> **Your task**
Every record must be repeated precisely as it stands.

> **Supplied material**
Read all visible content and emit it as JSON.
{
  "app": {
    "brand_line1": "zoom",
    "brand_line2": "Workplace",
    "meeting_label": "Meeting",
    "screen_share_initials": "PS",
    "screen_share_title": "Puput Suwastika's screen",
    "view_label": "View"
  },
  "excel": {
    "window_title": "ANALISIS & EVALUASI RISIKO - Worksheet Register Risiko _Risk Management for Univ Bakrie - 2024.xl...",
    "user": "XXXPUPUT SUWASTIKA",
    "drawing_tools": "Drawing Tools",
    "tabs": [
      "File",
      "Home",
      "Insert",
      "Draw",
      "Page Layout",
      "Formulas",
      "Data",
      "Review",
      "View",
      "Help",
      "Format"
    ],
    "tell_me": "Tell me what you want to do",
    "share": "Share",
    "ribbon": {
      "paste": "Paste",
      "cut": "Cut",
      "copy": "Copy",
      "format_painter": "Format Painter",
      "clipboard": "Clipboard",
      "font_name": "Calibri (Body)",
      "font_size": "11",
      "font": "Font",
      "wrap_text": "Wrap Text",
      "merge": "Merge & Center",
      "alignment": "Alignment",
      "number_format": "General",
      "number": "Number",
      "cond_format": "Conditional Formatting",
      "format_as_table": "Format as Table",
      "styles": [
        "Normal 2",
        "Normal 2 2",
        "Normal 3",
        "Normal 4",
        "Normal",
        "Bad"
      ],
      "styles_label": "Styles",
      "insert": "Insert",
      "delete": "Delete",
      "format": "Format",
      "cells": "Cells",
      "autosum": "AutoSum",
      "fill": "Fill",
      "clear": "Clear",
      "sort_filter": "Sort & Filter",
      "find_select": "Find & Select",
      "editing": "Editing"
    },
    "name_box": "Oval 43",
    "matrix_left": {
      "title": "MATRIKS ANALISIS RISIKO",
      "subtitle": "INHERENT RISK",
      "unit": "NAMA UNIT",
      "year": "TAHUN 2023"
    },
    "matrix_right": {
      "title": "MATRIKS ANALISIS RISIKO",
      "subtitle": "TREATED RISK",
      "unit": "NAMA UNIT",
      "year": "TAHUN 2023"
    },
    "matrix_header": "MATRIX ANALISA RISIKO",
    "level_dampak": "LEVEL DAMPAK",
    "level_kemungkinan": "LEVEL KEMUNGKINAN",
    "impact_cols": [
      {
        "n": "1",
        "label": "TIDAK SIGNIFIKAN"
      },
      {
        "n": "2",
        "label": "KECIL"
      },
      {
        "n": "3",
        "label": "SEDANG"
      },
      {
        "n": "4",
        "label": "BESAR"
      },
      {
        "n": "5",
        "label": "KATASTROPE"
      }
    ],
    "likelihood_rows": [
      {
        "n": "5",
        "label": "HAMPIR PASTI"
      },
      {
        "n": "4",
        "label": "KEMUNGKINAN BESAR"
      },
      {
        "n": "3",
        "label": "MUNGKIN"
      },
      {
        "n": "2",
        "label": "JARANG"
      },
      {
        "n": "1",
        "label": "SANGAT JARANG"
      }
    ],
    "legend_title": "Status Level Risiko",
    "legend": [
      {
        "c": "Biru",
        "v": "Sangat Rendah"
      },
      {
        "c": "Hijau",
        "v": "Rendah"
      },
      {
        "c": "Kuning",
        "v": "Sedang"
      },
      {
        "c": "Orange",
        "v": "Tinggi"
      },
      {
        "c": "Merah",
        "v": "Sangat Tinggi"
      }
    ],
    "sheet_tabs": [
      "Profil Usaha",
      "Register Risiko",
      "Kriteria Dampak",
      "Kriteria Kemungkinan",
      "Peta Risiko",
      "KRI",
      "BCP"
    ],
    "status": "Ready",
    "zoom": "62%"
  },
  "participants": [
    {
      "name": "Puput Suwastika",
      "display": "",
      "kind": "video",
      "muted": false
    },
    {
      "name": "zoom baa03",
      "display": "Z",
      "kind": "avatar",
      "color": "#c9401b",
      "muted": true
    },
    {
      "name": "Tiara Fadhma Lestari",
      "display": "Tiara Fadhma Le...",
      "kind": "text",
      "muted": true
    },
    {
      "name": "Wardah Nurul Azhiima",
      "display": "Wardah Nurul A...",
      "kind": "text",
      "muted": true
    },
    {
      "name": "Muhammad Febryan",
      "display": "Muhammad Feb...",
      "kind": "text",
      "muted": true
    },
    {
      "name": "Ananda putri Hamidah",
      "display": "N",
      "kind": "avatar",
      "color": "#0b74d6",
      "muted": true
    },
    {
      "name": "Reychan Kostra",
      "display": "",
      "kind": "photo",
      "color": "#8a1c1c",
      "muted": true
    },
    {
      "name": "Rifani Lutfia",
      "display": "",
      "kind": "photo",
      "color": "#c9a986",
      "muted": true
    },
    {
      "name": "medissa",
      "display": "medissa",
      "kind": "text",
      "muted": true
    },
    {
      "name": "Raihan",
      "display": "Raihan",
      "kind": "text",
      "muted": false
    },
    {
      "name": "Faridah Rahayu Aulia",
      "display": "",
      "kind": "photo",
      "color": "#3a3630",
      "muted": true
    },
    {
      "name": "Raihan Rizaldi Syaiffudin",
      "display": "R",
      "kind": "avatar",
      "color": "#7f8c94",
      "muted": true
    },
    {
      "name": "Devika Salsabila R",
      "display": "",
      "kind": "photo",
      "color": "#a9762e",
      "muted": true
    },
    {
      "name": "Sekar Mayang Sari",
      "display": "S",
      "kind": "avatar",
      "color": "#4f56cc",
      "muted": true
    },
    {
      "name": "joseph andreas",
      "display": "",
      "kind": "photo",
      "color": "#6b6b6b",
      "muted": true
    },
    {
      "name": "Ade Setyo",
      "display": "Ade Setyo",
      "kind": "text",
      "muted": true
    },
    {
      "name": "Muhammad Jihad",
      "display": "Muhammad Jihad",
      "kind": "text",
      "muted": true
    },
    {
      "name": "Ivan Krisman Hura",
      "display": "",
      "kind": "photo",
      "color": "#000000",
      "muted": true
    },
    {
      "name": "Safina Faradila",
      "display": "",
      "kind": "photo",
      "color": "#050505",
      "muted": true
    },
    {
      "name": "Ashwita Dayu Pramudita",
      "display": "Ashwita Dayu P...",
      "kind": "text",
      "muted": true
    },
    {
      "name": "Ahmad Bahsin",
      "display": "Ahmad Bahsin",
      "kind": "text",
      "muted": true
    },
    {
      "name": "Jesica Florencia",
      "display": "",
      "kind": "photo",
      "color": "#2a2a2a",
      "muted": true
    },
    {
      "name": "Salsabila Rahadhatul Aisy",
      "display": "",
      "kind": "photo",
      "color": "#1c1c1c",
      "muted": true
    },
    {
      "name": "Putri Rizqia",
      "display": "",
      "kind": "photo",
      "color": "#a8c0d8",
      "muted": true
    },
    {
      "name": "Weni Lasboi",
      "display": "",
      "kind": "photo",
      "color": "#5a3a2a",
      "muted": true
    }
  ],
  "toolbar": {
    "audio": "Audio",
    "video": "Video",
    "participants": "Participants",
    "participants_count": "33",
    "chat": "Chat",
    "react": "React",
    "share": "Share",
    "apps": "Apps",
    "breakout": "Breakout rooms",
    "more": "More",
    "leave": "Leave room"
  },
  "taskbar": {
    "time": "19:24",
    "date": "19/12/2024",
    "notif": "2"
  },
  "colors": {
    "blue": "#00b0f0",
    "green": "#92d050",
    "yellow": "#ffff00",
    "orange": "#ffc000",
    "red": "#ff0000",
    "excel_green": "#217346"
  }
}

> **Answer to this problem**
Read all visible content and emit it as JSON.
{
  "app": {
    "brand_line1": "zoom",
    "brand_line2": "Workplace",
    "meeting_label": "Meeting",
    "screen_share_initials": "PS",
    "screen_share_title": "Puput Suwastika's screen",
    "view_label": "View"
  },
  "excel": {
    "window_title": "ANALISIS & EVALUASI RISIKO - Worksheet Register Risiko _Risk Management for Univ Bakrie - 2024.xl...",
    "user": "XXXPUPUT SUWASTIKA",
    "drawing_tools": "Drawing Tools",
    "tabs": [
      "File",
      "Home",
      "Insert",
      "Draw",
      "Page Layout",
      "Formulas",
      "Data",
      "Review",
      "View",
      "Help",
      "Format"
    ],
    "tell_me": "Tell me what you want to do",
    "share": "Share",
    "ribbon": {
      "paste": "Paste",
      "cut": "Cut",
      "copy": "Copy",
      "format_painter": "Format Painter",
      "clipboard": "Clipboard",
      "font_name": "Calibri (Body)",
      "font_size": "11",
      "font": "Font",
      "wrap_text": "Wrap Text",
      "merge": "Merge & Center",
      "alignment": "Alignment",
      "number_format": "General",
      "number": "Number",
      "cond_format": "Conditional Formatting",
      "format_as_table": "Format as Table",
      "styles": [
        "Normal 2",
        "Normal 2 2",
        "Normal 3",
        "Normal 4",
        "Normal",
        "Bad"
      ],
      "styles_label": "Styles",
      "insert": "Insert",
      "delete": "Delete",
      "format": "Format",
      "cells": "Cells",
      "autosum": "AutoSum",
      "fill": "Fill",
      "clear": "Clear",
      "sort_filter": "Sort & Filter",
      "find_select": "Find & Select",
      "editing": "Editing"
    },
    "name_box": "Oval 43",
    "matrix_left": {
      "title": "MATRIKS ANALISIS RISIKO",
      "subtitle": "INHERENT RISK",
      "unit": "NAMA UNIT",
      "year": "TAHUN 2023"
    },
    "matrix_right": {
      "title": "MATRIKS ANALISIS RISIKO",
      "subtitle": "TREATED RISK",
      "unit": "NAMA UNIT",
      "year": "TAHUN 2023"
    },
    "matrix_header": "MATRIX ANALISA RISIKO",
    "level_dampak": "LEVEL DAMPAK",
    "level_kemungkinan": "LEVEL KEMUNGKINAN",
    "impact_cols": [
      {
        "n": "1",
        "label": "TIDAK SIGNIFIKAN"
      },
      {
        "n": "2",
        "label": "KECIL"
      },
      {
        "n": "3",
        "label": "SEDANG"
      },
      {
        "n": "4",
        "label": "BESAR"
      },
      {
        "n": "5",
        "label": "KATASTROPE"
      }
    ],
    "likelihood_rows": [
      {
        "n": "5",
        "label": "HAMPIR PASTI"
      },
      {
        "n": "4",
        "label": "KEMUNGKINAN BESAR"
      },
      {
        "n": "3",
        "label": "MUNGKIN"
      },
      {
        "n": "2",
        "label": "JARANG"
      },
      {
        "n": "1",
        "label": "SANGAT JARANG"
      }
    ],
    "legend_title": "Status Level Risiko",
    "legend": [
      {
        "c": "Biru",
        "v": "Sangat Rendah"
      },
      {
        "c": "Hijau",
        "v": "Rendah"
      },
      {
        "c": "Kuning",
        "v": "Sedang"
      },
      {
        "c": "Orange",
        "v": "Tinggi"
      },
      {
        "c": "Merah",
        "v": "Sangat Tinggi"
      }
    ],
    "sheet_tabs": [
      "Profil Usaha",
      "Register Risiko",
      "Kriteria Dampak",
      "Kriteria Kemungkinan",
      "Peta Risiko",
      "KRI",
      "BCP"
    ],
    "status": "Ready",
    "zoom": "62%"
  },
  "participants": [
    {
      "name": "Puput Suwastika",
      "display": "",
      "kind": "video",
      "muted": false
    },
    {
      "name": "zoom baa03",
      "display": "Z",
      "kind": "avatar",
      "color": "#c9401b",
      "muted": true
    },
    {
      "name": "Tiara Fadhma Lestari",
      "display": "Tiara Fadhma Le...",
      "kind": "text",
      "muted": true
    },
    {
      "name": "Wardah Nurul Azhiima",
      "display": "Wardah Nurul A...",
      "kind": "text",
      "muted": true
    },
    {
      "name": "Muhammad Febryan",
      "display": "Muhammad Feb...",
      "kind": "text",
      "muted": true
    },
    {
      "name": "Ananda putri Hamidah",
      "display": "N",
      "kind": "avatar",
      "color": "#0b74d6",
      "muted": true
    },
    {
      "name": "Reychan Kostra",
      "display": "",
      "kind": "photo",
      "color": "#8a1c1c",
      "muted": true
    },
    {
      "name": "Rifani Lutfia",
      "display": "",
      "kind": "photo",
      "color": "#c9a986",
      "muted": true
    },
    {
      "name": "medissa",
      "display": "medissa",
      "kind": "text",
      "muted": true
    },
    {
      "name": "Raihan",
      "display": "Raihan",
      "kind": "text",
      "muted": false
    },
    {
      "name": "Faridah Rahayu Aulia",
      "display": "",
      "kind": "photo",
      "color": "#3a3630",
      "muted": true
    },
    {
      "name": "Raihan Rizaldi Syaiffudin",
      "display": "R",
      "kind": "avatar",
      "color": "#7f8c94",
      "muted": true
    },
    {
      "name": "Devika Salsabila R",
      "display": "",
      "kind": "photo",
      "color": "#a9762e",
      "muted": true
    },
    {
      "name": "Sekar Mayang Sari",
      "display": "S",
      "kind": "avatar",
      "color": "#4f56cc",
      "muted": true
    },
    {
      "name": "joseph andreas",
      "display": "",
      "kind": "photo",
      "color": "#6b6b6b",
      "muted": true
    },
    {
      "name": "Ade Setyo",
      "display": "Ade Setyo",
      "kind": "text",
      "muted": true
    },
    {
      "name": "Muhammad Jihad",
      "display": "Muhammad Jihad",
      "kind": "text",
      "muted": true
    },
    {
      "name": "Ivan Krisman Hura",
      "display": "",
      "kind": "photo",
      "color": "#000000",
      "muted": true
    },
    {
      "name": "Safina Faradila",
      "display": "",
      "kind": "photo",
      "color": "#050505",
      "muted": true
    },
    {
      "name": "Ashwita Dayu Pramudita",
      "display": "Ashwita Dayu P...",
      "kind": "text",
      "muted": true
    },
    {
      "name": "Ahmad Bahsin",
      "display": "Ahmad Bahsin",
      "kind": "text",
      "muted": true
    },
    {
      "name": "Jesica Florencia",
      "display": "",
      "kind": "photo",
      "color": "#2a2a2a",
      "muted": true
    },
    {
      "name": "Salsabila Rahadhatul Aisy",
      "display": "",
      "kind": "photo",
      "color": "#1c1c1c",
      "muted": true
    },
    {
      "name": "Putri Rizqia",
      "display": "",
      "kind": "photo",
      "color": "#a8c0d8",
      "muted": true
    },
    {
      "name": "Weni Lasboi",
      "display": "",
      "kind": "photo",
      "color": "#5a3a2a",
      "muted": true
    }
  ],
  "toolbar": {
    "audio": "Audio",
    "video": "Video",
    "participants": "Participants",
    "participants_count": "33",
    "chat": "Chat",
    "react": "React",
    "share": "Share",
    "apps": "Apps",
    "breakout": "Breakout rooms",
    "more": "More",
    "leave": "Leave room"
  },
  "taskbar": {
    "time": "19:24",
    "date": "19/12/2024",
    "notif": "2"
  },
  "colors": {
    "blue": "#00b0f0",
    "green": "#92d050",
    "yellow": "#ffff00",
    "orange": "#ffc000",
    "red": "#ff0000",
    "excel_green": "#217346"
  }
}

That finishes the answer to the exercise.